◆ What needs to be done ◆
All lines in the material containing the word "text" need to be copied.

--------------------------------------------------

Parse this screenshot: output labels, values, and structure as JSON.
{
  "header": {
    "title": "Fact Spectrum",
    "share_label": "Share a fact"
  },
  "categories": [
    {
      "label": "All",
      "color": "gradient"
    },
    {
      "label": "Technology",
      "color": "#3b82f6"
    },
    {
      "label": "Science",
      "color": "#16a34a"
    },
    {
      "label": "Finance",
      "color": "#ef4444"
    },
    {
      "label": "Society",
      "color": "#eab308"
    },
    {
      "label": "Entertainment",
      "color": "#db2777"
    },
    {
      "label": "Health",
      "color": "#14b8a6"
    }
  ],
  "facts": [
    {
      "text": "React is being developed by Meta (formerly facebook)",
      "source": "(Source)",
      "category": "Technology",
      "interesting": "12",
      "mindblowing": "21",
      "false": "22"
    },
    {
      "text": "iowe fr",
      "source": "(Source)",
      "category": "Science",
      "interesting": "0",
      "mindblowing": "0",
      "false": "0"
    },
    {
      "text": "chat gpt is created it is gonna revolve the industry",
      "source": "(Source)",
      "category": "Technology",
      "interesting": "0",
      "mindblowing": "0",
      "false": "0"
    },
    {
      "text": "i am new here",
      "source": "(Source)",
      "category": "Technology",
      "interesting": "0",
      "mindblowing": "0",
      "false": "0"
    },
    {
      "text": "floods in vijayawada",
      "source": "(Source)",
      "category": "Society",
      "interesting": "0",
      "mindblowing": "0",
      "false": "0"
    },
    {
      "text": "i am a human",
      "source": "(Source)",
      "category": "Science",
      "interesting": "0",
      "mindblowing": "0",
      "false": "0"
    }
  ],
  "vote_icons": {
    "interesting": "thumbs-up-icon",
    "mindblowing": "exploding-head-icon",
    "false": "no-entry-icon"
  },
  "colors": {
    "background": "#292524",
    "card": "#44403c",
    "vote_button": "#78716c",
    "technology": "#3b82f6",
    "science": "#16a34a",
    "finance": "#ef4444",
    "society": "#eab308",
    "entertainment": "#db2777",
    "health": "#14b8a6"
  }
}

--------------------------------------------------

◆ Exercise result ◆
      "text": "React is being developed by Meta (formerly facebook)",
      "text": "iowe fr",
      "text": "chat gpt is created it is gonna revolve the industry",
      "text": "i am new here",
      "text": "floods in vijayawada",
      "text": "i am a human",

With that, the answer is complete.